Reuters reports the Europeans who dominate the $107 billion-a-year global farmed salmon market are warily watching the pending U.S. approval of the AquaBounty superfish (which could happen this summer).
It’s an interesting angle on the genetically modified salmon debate because it exposes the vested interests behind some of the opposition to AquaBounty’s fast-growing transgenic fish.
The story doesn’t address larger, philosophical and scientific concerns about tweaking nature to suit our ever-growing appetite. But it does note that most of Europe opposes genetically modified foods (A European Commission survey found 77 percent of Europeans oppose GM food of any kind). And it has a killer quote:
“We don’t have any monster pigs in Europe, or monster cows, and there’s no need for such a salmon,” said Geir Isaksen, the chief executive at big Norwegian fish farmer Cermaq.
But Norwegian Atlantic salmon producers supplied 65 percent of the world’s farmed salmon in 2010, so it makes sense they might feel threatened by a new species that grows twice as fast as theirs. From Reuters:
“If it (GM salmon) becomes a big thing, it’s clearly negative for the existing salmon farmers,” said Dag Sletmo, an analyst at Oslo investment bank ABG Sundal Collier.

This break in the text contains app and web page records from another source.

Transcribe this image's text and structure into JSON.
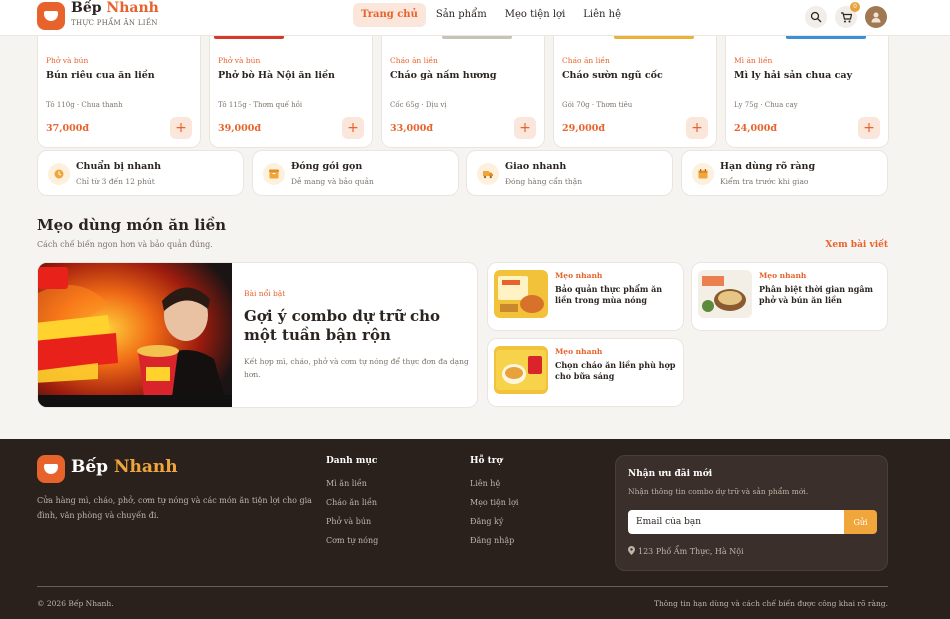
{
  "header": {
    "brand_main": "Bếp",
    "brand_accent": "Nhanh",
    "brand_sub": "Thực phẩm ăn liền",
    "nav": [
      "Trang chủ",
      "Sản phẩm",
      "Mẹo tiện lợi",
      "Liên hệ"
    ],
    "cart_count": "0"
  },
  "products": [
    {
      "category": "Phở và bún",
      "name": "Bún riêu cua ăn liền",
      "meta": "Tô 110g · Chua thanh",
      "price": "37,000đ"
    },
    {
      "category": "Phở và bún",
      "name": "Phở bò Hà Nội ăn liền",
      "meta": "Tô 115g · Thơm quế hồi",
      "price": "39,000đ"
    },
    {
      "category": "Cháo ăn liền",
      "name": "Cháo gà nấm hương",
      "meta": "Cốc 65g · Dịu vị",
      "price": "33,000đ"
    },
    {
      "category": "Cháo ăn liền",
      "name": "Cháo sườn ngũ cốc",
      "meta": "Gói 70g · Thơm tiêu",
      "price": "29,000đ"
    },
    {
      "category": "Mì ăn liền",
      "name": "Mì ly hải sản chua cay",
      "meta": "Ly 75g · Chua cay",
      "price": "24,000đ"
    }
  ],
  "add_symbol": "+",
  "features": [
    {
      "title": "Chuẩn bị nhanh",
      "desc": "Chỉ từ 3 đến 12 phút",
      "icon": "clock-icon"
    },
    {
      "title": "Đóng gói gọn",
      "desc": "Dễ mang và bảo quản",
      "icon": "box-icon"
    },
    {
      "title": "Giao nhanh",
      "desc": "Đóng hàng cẩn thận",
      "icon": "truck-icon"
    },
    {
      "title": "Hạn dùng rõ ràng",
      "desc": "Kiểm tra trước khi giao",
      "icon": "calendar-icon"
    }
  ],
  "tips": {
    "title": "Mẹo dùng món ăn liền",
    "subtitle": "Cách chế biến ngon hơn và bảo quản đúng.",
    "link": "Xem bài viết",
    "featured": {
      "label": "Bài nổi bật",
      "title": "Gợi ý combo dự trữ cho một tuần bận rộn",
      "desc": "Kết hợp mì, cháo, phở và cơm tự nóng để thực đơn đa dạng hơn.",
      "image_text": "MODERN XTREME"
    },
    "items": [
      {
        "label": "Mẹo nhanh",
        "title": "Bảo quản thực phẩm ăn liền trong mùa nóng"
      },
      {
        "label": "Mẹo nhanh",
        "title": "Phân biệt thời gian ngâm phở và bún ăn liền"
      },
      {
        "label": "Mẹo nhanh",
        "title": "Chọn cháo ăn liền phù hợp cho bữa sáng"
      }
    ]
  },
  "footer": {
    "brand_main": "Bếp",
    "brand_accent": "Nhanh",
    "desc": "Cửa hàng mì, cháo, phở, cơm tự nóng và các món ăn tiện lợi cho gia đình, văn phòng và chuyến đi.",
    "col1_title": "Danh mục",
    "col1_links": [
      "Mì ăn liền",
      "Cháo ăn liền",
      "Phở và bún",
      "Cơm tự nóng"
    ],
    "col2_title": "Hỗ trợ",
    "col2_links": [
      "Liên hệ",
      "Mẹo tiện lợi",
      "Đăng ký",
      "Đăng nhập"
    ],
    "newsletter_title": "Nhận ưu đãi mới",
    "newsletter_desc": "Nhận thông tin combo dự trữ và sản phẩm mới.",
    "email_placeholder": "Email của bạn",
    "submit_label": "Gửi",
    "address": "123 Phố Ẩm Thực, Hà Nội",
    "copyright": "© 2026 Bếp Nhanh.",
    "note": "Thông tin hạn dùng và cách chế biến được công khai rõ ràng."
  },
  "colors": {
    "accent": "#e8632b",
    "accent_secondary": "#f1a63c",
    "footer_bg": "#2a211d"
  }
}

Sletmo said salmon has become a global commodity whose prices could tumble if genetic tinkering boosts supply while puncturing demand in core markets like Europe, where sentiment runs high against GM food.